*** Opening of Information given ***

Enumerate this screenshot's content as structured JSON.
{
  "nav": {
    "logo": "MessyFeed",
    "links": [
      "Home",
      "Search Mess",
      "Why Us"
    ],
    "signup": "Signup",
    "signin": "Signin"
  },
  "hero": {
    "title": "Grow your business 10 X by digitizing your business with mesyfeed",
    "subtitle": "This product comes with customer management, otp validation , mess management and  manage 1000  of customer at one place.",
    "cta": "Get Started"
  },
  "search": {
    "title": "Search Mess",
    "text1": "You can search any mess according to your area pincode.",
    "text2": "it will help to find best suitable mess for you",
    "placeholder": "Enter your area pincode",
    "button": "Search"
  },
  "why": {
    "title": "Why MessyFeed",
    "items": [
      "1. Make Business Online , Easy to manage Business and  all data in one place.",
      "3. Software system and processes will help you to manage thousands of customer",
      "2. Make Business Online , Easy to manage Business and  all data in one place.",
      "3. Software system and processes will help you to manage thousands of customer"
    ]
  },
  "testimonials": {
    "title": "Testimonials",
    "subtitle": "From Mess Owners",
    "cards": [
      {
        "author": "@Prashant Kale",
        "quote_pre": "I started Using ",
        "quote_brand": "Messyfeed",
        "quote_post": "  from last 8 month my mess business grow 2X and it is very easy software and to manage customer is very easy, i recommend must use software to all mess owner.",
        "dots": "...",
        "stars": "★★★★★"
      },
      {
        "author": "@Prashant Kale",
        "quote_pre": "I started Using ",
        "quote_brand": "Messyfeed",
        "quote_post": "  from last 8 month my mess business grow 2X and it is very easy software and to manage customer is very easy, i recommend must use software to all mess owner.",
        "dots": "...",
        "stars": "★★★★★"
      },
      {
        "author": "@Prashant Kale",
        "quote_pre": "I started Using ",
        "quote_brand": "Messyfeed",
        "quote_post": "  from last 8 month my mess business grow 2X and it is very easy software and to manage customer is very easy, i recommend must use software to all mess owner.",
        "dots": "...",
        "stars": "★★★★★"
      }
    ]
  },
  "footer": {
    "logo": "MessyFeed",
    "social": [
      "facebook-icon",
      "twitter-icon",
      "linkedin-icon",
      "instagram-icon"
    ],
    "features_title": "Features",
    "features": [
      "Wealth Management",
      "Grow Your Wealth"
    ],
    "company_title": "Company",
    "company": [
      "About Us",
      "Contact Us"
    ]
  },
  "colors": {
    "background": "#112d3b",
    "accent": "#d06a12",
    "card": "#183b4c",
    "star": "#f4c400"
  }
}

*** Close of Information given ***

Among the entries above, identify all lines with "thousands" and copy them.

_Solution below_
      "3. Software system and processes will help you to manage thousands of customer",
      "3. Software system and processes will help you to manage thousands of customer"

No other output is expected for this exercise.